Please write the data out once more, exactly as it is given.

Dataset excerpts
== Segment start ==

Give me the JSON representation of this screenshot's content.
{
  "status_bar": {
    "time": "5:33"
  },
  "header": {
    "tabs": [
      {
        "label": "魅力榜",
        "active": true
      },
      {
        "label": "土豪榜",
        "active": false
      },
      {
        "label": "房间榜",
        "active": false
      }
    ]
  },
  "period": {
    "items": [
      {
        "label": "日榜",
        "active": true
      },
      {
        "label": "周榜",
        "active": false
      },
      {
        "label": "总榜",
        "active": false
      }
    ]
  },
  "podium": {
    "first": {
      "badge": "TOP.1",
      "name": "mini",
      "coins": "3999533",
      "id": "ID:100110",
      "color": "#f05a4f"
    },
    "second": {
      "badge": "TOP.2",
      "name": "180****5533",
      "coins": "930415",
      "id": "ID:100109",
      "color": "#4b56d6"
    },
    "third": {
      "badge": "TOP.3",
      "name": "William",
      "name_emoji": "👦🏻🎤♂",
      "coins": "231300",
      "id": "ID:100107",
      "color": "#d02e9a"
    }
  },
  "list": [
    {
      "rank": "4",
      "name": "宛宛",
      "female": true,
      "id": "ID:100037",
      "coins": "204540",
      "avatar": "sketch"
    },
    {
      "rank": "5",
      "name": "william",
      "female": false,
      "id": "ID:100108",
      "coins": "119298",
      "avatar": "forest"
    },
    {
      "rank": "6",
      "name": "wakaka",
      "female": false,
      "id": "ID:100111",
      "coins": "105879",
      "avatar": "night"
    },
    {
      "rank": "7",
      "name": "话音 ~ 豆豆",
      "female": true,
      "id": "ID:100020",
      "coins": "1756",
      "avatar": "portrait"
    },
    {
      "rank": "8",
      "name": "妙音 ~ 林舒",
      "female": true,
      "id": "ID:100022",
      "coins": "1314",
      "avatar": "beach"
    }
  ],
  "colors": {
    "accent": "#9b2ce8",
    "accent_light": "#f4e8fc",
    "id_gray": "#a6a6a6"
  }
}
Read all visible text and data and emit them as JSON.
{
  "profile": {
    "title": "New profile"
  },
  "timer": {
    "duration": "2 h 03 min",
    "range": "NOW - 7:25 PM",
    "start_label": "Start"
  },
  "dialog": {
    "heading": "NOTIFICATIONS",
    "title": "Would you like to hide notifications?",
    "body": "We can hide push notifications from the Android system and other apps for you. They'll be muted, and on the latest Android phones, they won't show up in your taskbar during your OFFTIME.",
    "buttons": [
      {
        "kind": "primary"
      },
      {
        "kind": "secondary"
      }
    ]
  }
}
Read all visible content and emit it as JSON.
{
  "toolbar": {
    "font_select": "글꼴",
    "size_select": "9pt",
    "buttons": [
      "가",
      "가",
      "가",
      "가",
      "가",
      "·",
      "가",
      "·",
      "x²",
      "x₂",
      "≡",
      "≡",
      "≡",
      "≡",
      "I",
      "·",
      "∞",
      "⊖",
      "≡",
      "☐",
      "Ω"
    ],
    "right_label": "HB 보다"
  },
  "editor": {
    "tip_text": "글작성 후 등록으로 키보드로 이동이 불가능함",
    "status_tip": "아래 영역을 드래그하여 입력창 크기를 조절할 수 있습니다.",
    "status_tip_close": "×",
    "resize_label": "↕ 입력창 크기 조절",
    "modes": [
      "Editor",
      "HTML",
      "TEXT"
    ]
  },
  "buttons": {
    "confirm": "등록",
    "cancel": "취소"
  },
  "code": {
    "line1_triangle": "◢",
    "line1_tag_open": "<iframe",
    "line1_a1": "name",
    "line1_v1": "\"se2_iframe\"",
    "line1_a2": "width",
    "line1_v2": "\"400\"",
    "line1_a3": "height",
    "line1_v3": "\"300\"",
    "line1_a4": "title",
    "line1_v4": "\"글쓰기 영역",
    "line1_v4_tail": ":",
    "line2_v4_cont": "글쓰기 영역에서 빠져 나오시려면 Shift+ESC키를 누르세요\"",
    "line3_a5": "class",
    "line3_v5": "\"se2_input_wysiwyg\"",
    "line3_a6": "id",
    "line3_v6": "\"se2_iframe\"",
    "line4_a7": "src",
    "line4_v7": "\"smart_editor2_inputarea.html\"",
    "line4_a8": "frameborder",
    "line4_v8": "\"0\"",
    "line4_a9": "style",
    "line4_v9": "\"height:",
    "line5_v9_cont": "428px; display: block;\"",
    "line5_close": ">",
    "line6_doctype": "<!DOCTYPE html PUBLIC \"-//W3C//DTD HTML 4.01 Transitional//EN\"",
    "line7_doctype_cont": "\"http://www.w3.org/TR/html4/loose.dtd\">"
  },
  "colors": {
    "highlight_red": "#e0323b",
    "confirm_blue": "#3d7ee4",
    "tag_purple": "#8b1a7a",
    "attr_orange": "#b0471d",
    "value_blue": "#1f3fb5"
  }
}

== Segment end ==

• [Response box]:
Give me the JSON representation of this screenshot's content.
{
  "status_bar": {
    "time": "5:33"
  },
  "header": {
    "tabs": [
      {
        "label": "魅力榜",
        "active": true
      },
      {
        "label": "土豪榜",
        "active": false
      },
      {
        "label": "房间榜",
        "active": false
      }
    ]
  },
  "period": {
    "items": [
      {
        "label": "日榜",
        "active": true
      },
      {
        "label": "周榜",
        "active": false
      },
      {
        "label": "总榜",
        "active": false
      }
    ]
  },
  "podium": {
    "first": {
      "badge": "TOP.1",
      "name": "mini",
      "coins": "3999533",
      "id": "ID:100110",
      "color": "#f05a4f"
    },
    "second": {
      "badge": "TOP.2",
      "name": "180****5533",
      "coins": "930415",
      "id": "ID:100109",
      "color": "#4b56d6"
    },
    "third": {
      "badge": "TOP.3",
      "name": "William",
      "name_emoji": "👦🏻🎤♂",
      "coins": "231300",
      "id": "ID:100107",
      "color": "#d02e9a"
    }
  },
  "list": [
    {
      "rank": "4",
      "name": "宛宛",
      "female": true,
      "id": "ID:100037",
      "coins": "204540",
      "avatar": "sketch"
    },
    {
      "rank": "5",
      "name": "william",
      "female": false,
      "id": "ID:100108",
      "coins": "119298",
      "avatar": "forest"
    },
    {
      "rank": "6",
      "name": "wakaka",
      "female": false,
      "id": "ID:100111",
      "coins": "105879",
      "avatar": "night"
    },
    {
      "rank": "7",
      "name": "话音 ~ 豆豆",
      "female": true,
      "id": "ID:100020",
      "coins": "1756",
      "avatar": "portrait"
    },
    {
      "rank": "8",
      "name": "妙音 ~ 林舒",
      "female": true,
      "id": "ID:100022",
      "coins": "1314",
      "avatar": "beach"
    }
  ],
  "colors": {
    "accent": "#9b2ce8",
    "accent_light": "#f4e8fc",
    "id_gray": "#a6a6a6"
  }
}
Read all visible text and data and emit them as JSON.
{
  "profile": {
    "title": "New profile"
  },
  "timer": {
    "duration": "2 h 03 min",
    "range": "NOW - 7:25 PM",
    "start_label": "Start"
  },
  "dialog": {
    "heading": "NOTIFICATIONS",
    "title": "Would you like to hide notifications?",
    "body": "We can hide push notifications from the Android system and other apps for you. They'll be muted, and on the latest Android phones, they won't show up in your taskbar during your OFFTIME.",
    "buttons": [
      {
        "kind": "primary"
      },
      {
        "kind": "secondary"
      }
    ]
  }
}
Read all visible content and emit it as JSON.
{
  "toolbar": {
    "font_select": "글꼴",
    "size_select": "9pt",
    "buttons": [
      "가",
      "가",
      "가",
      "가",
      "가",
      "·",
      "가",
      "·",
      "x²",
      "x₂",
      "≡",
      "≡",
      "≡",
      "≡",
      "I",
      "·",
      "∞",
      "⊖",
      "≡",
      "☐",
      "Ω"
    ],
    "right_label": "HB 보다"
  },
  "editor": {
    "tip_text": "글작성 후 등록으로 키보드로 이동이 불가능함",
    "status_tip": "아래 영역을 드래그하여 입력창 크기를 조절할 수 있습니다.",
    "status_tip_close": "×",
    "resize_label": "↕ 입력창 크기 조절",
    "modes": [
      "Editor",
      "HTML",
      "TEXT"
    ]
  },
  "buttons": {
    "confirm": "등록",
    "cancel": "취소"
  },
  "code": {
    "line1_triangle": "◢",
    "line1_tag_open": "<iframe",
    "line1_a1": "name",
    "line1_v1": "\"se2_iframe\"",
    "line1_a2": "width",
    "line1_v2": "\"400\"",
    "line1_a3": "height",
    "line1_v3": "\"300\"",
    "line1_a4": "title",
    "line1_v4": "\"글쓰기 영역",
    "line1_v4_tail": ":",
    "line2_v4_cont": "글쓰기 영역에서 빠져 나오시려면 Shift+ESC키를 누르세요\"",
    "line3_a5": "class",
    "line3_v5": "\"se2_input_wysiwyg\"",
    "line3_a6": "id",
    "line3_v6": "\"se2_iframe\"",
    "line4_a7": "src",
    "line4_v7": "\"smart_editor2_inputarea.html\"",
    "line4_a8": "frameborder",
    "line4_v8": "\"0\"",
    "line4_a9": "style",
    "line4_v9": "\"height:",
    "line5_v9_cont": "428px; display: block;\"",
    "line5_close": ">",
    "line6_doctype": "<!DOCTYPE html PUBLIC \"-//W3C//DTD HTML 4.01 Transitional//EN\"",
    "line7_doctype_cont": "\"http://www.w3.org/TR/html4/loose.dtd\">"
  },
  "colors": {
    "highlight_red": "#e0323b",
    "confirm_blue": "#3d7ee4",
    "tag_purple": "#8b1a7a",
    "attr_orange": "#b0471d",
    "value_blue": "#1f3fb5"
  }
}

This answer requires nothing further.